Liberty Memorial, Kansas City, MO

Kansas City,


United States

Liberty Memorial

Following Armistice Day in 1918, Kansas Citians formed the Liberty Memorial Association to create a monument to those who served in World War I. An invitational design competition was won by New York architect Harold van Buren Magonigle, collaborating with landscape architect George Kessler.

The memorial structure was completed in 1926, while landscape work continued until 1938. The design team included Magonigle and architects Wight and Wight, with Hare and Hare and Olmsted Brothers (Frederick Law Olmsted, Jr., Percival Gallagher, and assistant E. M. Prellwitz) completing the landscape after Kessler’s death in 1923.

Built on more than forty-seven acres, the Egyptian Revival–style memorial showcases a central shaft rising twenty-one stories from a courtyard, flanked on the east by Memory Hall and on the west by a museum. Two limestone sphinxes face south, flanking staircases on each side, descending in stages to the south terminus of the Memorial Mall.
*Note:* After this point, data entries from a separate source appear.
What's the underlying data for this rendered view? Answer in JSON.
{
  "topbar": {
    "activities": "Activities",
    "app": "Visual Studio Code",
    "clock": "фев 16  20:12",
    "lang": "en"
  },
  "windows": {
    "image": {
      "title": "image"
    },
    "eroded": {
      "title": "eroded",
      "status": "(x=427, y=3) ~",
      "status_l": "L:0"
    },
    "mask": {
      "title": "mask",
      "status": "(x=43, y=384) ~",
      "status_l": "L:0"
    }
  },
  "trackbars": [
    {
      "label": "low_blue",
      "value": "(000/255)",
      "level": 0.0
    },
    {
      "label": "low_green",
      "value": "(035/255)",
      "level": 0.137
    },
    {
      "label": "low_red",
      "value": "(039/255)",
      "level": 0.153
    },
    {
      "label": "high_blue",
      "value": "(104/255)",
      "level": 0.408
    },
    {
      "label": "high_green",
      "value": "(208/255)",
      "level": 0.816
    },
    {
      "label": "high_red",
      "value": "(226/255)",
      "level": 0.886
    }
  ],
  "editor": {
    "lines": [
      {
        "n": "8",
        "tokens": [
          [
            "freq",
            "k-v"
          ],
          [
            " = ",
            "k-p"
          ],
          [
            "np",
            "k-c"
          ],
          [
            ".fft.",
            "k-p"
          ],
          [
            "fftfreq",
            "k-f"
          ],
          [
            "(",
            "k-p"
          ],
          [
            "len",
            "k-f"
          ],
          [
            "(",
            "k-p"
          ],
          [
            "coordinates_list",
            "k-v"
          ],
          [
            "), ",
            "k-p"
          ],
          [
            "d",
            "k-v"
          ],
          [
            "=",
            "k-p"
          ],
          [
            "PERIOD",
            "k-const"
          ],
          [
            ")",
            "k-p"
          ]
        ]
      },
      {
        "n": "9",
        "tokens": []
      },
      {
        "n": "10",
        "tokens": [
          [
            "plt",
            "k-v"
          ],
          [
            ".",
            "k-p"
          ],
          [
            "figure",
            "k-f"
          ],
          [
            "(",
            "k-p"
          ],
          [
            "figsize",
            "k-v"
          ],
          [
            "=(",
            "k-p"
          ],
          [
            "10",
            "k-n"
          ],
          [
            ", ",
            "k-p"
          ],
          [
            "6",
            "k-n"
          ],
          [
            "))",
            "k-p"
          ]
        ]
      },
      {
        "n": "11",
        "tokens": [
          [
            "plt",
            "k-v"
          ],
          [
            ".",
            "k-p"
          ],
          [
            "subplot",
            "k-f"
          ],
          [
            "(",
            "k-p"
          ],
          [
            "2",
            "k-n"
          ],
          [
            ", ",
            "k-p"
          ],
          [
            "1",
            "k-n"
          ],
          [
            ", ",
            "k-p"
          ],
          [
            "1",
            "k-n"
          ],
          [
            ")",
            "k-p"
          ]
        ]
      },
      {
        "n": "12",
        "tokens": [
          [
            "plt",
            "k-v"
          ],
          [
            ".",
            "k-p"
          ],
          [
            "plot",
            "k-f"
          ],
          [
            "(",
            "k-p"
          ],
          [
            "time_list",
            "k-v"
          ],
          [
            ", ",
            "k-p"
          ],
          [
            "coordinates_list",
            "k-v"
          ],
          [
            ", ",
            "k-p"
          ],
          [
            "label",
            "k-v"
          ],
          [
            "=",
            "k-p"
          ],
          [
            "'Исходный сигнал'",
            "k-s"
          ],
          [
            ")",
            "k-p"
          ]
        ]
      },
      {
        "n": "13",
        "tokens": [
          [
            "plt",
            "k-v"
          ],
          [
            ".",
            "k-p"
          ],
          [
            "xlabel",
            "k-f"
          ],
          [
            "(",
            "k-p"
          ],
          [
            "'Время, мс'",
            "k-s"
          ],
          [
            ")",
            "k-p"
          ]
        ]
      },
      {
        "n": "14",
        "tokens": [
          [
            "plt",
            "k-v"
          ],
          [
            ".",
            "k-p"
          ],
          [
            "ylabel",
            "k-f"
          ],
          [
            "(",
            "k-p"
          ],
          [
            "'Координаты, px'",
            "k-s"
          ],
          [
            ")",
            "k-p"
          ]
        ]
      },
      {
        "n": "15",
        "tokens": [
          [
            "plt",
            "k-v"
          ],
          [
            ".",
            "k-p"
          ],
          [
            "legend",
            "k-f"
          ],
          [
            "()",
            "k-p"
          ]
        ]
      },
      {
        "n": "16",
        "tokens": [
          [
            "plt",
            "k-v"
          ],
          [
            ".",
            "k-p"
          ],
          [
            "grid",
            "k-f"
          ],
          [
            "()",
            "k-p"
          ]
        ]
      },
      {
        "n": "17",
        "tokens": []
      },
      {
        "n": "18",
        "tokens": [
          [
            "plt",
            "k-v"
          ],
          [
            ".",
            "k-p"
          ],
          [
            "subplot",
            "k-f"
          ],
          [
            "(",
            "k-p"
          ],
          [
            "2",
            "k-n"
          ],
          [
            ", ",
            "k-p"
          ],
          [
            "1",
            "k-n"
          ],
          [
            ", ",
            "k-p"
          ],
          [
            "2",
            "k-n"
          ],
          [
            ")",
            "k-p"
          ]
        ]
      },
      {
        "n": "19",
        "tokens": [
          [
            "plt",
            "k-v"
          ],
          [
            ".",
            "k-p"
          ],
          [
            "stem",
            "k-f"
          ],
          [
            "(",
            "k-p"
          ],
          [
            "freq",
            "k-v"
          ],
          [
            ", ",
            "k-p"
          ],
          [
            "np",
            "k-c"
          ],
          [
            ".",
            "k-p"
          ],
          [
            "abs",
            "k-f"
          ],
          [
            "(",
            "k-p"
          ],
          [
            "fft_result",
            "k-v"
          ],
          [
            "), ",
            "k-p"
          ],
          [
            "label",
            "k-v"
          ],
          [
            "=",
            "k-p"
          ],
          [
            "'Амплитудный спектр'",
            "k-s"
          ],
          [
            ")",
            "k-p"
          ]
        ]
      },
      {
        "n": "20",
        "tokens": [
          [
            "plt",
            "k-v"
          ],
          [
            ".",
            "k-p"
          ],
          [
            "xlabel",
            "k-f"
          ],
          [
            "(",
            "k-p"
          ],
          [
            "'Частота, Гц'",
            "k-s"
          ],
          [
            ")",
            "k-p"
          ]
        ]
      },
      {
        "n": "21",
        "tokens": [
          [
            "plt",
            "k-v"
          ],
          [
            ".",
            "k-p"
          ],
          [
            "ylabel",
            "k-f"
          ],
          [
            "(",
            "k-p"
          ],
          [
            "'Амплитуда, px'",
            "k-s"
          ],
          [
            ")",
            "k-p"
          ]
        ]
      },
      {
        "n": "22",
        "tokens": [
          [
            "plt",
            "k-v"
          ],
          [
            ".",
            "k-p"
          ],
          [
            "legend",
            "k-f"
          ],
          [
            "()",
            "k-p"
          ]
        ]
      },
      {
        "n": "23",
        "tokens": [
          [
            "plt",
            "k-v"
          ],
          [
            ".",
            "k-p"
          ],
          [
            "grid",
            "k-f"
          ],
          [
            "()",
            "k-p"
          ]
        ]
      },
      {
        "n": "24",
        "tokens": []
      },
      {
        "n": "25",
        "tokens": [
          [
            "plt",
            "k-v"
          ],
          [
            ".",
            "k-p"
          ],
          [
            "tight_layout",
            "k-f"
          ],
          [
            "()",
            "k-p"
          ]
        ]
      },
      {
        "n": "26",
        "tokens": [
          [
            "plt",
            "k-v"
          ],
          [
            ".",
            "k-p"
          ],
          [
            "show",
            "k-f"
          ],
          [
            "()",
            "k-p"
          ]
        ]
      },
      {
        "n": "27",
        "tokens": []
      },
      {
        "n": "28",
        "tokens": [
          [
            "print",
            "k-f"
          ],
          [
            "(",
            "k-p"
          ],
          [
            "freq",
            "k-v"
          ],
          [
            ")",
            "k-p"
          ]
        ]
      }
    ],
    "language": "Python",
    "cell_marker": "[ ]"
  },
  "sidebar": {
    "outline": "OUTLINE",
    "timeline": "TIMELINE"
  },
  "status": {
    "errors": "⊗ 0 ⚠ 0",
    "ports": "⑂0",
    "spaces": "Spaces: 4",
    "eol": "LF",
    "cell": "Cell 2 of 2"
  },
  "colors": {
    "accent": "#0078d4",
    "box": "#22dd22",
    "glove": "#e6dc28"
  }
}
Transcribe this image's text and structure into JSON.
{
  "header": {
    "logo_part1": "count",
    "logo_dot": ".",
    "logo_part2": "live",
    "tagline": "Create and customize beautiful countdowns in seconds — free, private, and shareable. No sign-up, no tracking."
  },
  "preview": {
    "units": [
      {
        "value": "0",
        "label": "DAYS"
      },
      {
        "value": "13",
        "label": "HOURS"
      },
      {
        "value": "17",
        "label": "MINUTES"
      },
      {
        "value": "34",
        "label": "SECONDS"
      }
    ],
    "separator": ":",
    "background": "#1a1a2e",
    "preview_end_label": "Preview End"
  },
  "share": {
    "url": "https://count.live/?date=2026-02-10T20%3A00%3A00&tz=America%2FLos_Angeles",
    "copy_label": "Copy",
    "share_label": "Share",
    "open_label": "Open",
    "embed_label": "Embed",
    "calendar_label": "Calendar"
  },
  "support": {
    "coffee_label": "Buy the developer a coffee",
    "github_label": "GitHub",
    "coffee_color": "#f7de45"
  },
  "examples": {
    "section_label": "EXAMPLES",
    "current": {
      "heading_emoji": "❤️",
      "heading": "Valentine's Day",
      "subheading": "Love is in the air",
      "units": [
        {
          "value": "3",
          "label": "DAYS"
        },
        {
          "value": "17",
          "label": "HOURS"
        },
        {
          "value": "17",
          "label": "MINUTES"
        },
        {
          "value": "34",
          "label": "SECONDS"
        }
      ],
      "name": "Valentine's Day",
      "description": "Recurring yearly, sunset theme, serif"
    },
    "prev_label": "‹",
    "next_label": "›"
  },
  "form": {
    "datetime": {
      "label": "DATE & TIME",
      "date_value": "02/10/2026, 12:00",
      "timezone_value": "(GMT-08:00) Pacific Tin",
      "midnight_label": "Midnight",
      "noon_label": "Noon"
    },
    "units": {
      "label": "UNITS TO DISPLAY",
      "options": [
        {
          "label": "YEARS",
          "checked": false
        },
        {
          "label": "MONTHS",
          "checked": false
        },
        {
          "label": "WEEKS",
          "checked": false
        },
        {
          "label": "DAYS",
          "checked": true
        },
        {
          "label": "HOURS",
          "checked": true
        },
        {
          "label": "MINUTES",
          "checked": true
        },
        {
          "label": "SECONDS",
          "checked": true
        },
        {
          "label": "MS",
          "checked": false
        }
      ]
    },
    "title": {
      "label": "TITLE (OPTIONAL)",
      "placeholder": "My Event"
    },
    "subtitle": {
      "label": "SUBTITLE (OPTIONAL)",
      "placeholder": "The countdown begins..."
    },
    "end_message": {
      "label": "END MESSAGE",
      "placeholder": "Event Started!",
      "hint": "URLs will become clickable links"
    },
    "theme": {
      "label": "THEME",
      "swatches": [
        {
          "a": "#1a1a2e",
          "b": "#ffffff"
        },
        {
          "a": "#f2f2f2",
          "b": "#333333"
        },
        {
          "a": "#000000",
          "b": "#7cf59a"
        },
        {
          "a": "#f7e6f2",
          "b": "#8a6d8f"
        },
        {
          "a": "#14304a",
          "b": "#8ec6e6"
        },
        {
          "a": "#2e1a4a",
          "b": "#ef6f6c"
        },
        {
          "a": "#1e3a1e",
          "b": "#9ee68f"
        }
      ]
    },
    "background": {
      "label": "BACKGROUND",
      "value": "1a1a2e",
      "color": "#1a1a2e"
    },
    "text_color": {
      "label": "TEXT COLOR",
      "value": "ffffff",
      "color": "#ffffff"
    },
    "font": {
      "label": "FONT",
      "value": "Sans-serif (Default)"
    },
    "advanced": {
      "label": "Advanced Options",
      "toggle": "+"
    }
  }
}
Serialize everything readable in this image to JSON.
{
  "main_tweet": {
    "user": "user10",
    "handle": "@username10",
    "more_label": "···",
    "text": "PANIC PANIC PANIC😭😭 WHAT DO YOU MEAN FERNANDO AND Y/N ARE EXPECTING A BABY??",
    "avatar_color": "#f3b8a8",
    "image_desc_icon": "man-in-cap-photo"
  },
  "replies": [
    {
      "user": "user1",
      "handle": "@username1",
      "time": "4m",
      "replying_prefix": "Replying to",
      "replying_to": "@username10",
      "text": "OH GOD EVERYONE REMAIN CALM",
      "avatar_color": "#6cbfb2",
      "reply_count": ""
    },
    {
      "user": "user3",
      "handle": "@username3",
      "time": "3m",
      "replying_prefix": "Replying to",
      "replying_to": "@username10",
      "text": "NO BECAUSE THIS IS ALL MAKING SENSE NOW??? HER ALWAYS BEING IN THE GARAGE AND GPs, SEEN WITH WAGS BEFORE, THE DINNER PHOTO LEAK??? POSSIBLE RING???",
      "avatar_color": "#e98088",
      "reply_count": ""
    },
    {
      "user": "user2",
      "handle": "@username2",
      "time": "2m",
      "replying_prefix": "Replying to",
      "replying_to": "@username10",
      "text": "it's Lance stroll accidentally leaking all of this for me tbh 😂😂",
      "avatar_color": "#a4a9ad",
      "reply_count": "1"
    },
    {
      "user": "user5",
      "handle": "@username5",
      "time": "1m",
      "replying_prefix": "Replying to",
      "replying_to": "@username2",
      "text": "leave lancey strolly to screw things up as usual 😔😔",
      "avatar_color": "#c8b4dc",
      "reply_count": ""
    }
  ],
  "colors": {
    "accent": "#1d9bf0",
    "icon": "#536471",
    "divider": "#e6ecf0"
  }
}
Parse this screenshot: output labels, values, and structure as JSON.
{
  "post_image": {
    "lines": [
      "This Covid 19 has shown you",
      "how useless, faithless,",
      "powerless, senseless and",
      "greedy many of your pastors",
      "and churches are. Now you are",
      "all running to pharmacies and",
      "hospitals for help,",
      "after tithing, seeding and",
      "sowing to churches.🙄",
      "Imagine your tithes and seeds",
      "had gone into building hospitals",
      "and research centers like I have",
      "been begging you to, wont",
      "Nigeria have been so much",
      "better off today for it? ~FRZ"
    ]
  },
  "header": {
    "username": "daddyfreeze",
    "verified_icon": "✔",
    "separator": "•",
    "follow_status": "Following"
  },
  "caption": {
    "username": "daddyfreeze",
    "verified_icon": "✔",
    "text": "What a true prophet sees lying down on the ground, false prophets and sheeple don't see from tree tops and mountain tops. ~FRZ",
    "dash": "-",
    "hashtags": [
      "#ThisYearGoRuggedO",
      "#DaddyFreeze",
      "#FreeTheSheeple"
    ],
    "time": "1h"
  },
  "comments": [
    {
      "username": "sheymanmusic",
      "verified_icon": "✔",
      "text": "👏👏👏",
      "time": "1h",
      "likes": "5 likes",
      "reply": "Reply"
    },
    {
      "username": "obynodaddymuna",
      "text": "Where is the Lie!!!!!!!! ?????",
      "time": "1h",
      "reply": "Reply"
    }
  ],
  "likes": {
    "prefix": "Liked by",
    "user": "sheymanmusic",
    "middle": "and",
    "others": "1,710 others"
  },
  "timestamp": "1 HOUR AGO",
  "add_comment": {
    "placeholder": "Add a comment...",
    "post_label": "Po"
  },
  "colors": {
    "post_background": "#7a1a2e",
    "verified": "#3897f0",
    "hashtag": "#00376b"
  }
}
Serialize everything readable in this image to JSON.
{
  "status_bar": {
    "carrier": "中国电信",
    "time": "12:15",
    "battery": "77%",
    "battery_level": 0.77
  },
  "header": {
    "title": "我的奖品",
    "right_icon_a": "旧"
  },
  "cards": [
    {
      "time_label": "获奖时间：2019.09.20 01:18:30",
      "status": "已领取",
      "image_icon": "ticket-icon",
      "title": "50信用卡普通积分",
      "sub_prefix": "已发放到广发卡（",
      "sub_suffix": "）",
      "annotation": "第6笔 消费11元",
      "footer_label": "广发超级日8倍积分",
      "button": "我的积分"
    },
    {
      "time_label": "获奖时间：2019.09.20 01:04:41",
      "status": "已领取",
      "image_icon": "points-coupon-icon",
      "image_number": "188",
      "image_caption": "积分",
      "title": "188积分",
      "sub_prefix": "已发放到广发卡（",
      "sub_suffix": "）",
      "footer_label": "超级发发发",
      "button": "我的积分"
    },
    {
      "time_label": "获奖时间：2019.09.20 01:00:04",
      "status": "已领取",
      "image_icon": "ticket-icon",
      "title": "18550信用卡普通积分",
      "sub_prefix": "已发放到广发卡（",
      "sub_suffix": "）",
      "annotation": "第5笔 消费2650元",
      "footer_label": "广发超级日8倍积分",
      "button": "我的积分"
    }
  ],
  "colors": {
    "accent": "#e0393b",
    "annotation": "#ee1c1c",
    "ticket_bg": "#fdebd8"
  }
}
Parallel parkways with a central grass panel stretch a quarter mile southward toward Penn Valley Park. Delineated by double rows of sugar maples and pin oaks, according to the 1937 Olmsted firm plans, this area marks the main vehicular and pedestrian entrances. The southern end of the mall features two groves of trees with memorial plaques, although more elaborate planting plans by Olmsted Brothers were never executed. Dense plantings, including cottonwoods, were placed along the streets east and west of the memorial, with ground cover over the steep slopes.

Below the memorial courtyard, a large wall containing the Great Frieze by sculptor Edmond Amateis gives way to stepped terraces with dual fountains meeting an elliptical lawn descending the hillside, shaped by paths and steps on either side. At the bottom, the Dedication Wall (1934), with bronze busts of military leaders, forms the backdrop to a street-side plaza facing Union Station.

The memorial was rehabilitated beginning in 2000 and rededicated in May 2002. It was designated a National Historic Landmark in 2006.

Location and Nearby Landscapes

Nearby Landscapes